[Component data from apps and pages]
******

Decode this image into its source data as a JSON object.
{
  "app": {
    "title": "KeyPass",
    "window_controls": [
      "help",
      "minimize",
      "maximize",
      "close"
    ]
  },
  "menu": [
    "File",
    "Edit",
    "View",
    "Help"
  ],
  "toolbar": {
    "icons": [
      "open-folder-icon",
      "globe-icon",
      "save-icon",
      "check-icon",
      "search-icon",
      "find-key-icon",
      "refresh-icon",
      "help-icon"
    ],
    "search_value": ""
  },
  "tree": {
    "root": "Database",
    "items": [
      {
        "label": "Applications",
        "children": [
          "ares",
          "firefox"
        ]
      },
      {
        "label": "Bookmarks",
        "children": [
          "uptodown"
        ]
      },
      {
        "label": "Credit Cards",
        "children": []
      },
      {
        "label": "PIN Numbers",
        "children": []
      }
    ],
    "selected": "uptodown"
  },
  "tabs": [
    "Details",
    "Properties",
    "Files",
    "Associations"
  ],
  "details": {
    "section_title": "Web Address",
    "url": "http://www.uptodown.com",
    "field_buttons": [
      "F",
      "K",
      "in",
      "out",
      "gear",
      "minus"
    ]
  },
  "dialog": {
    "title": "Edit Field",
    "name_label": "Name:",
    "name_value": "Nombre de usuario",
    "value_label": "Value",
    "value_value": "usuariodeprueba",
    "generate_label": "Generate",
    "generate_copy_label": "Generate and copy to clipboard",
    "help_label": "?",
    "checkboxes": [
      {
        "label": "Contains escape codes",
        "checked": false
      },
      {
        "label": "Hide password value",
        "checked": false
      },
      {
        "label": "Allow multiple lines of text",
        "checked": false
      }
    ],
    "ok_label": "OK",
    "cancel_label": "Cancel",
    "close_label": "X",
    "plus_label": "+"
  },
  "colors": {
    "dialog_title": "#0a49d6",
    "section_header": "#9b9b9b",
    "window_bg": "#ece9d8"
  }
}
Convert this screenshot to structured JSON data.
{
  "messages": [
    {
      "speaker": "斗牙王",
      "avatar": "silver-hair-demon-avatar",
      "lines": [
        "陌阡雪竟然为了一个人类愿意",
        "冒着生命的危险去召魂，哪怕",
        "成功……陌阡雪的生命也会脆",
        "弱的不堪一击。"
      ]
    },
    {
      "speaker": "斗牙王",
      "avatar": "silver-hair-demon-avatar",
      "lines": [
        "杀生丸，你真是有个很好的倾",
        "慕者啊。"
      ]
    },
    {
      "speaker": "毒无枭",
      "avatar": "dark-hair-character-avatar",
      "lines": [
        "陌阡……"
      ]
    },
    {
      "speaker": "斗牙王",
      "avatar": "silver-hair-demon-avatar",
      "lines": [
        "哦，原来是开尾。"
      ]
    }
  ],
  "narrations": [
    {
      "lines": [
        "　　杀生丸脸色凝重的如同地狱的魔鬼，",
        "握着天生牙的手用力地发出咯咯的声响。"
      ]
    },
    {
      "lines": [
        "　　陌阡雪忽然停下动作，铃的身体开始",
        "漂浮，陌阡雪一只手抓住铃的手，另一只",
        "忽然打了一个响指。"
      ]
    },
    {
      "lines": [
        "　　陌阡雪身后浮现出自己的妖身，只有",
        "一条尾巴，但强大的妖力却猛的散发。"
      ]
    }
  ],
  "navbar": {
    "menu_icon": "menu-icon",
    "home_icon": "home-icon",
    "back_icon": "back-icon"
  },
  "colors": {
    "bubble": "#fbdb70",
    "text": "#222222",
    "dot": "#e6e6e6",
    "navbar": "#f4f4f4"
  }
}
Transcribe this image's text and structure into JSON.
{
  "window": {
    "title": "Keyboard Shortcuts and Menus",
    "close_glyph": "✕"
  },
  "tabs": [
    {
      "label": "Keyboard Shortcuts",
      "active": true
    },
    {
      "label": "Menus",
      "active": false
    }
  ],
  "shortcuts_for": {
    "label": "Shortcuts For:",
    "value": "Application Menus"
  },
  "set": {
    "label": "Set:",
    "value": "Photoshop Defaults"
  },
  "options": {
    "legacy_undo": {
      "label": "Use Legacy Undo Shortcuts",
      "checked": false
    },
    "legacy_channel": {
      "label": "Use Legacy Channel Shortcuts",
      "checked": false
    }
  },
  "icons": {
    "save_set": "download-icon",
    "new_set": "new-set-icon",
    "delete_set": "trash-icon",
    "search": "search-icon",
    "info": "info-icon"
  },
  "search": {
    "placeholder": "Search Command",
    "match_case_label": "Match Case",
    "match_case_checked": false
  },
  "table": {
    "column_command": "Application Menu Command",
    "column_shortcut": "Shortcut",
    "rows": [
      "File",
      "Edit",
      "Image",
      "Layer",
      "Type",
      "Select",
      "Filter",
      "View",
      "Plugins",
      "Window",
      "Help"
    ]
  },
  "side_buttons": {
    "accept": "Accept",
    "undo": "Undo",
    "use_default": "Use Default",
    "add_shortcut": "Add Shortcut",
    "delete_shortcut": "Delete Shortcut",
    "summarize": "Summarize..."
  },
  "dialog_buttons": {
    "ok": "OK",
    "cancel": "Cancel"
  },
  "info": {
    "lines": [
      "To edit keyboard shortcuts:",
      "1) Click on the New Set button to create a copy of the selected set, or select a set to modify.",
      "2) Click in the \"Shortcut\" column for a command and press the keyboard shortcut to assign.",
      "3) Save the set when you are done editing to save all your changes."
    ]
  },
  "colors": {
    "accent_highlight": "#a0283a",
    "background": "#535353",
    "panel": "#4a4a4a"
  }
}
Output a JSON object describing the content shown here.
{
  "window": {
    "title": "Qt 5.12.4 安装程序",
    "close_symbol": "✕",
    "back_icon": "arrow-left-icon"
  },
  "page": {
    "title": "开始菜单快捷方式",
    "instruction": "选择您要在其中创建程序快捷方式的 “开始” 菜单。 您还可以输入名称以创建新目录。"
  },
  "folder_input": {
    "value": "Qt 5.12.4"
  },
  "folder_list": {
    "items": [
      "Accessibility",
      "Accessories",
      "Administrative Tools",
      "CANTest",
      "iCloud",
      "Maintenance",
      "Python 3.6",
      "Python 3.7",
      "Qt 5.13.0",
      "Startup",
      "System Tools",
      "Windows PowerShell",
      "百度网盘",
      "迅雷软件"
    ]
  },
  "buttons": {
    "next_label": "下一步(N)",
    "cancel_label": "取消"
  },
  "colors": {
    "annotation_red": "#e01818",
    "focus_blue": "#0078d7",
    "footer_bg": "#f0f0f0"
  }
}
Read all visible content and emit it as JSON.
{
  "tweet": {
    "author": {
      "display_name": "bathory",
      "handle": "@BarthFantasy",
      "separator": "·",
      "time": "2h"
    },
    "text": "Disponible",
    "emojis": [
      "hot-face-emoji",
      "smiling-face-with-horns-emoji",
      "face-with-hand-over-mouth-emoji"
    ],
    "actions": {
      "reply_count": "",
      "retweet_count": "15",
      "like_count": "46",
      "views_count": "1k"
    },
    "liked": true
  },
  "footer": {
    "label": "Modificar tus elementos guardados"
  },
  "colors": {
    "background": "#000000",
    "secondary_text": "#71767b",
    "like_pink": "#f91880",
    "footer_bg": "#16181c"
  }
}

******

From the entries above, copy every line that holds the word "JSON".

Answer space -
Decode this image into its source data as a JSON object.
Convert this screenshot to structured JSON data.
Transcribe this image's text and structure into JSON.
Output a JSON object describing the content shown here.
Read all visible content and emit it as JSON.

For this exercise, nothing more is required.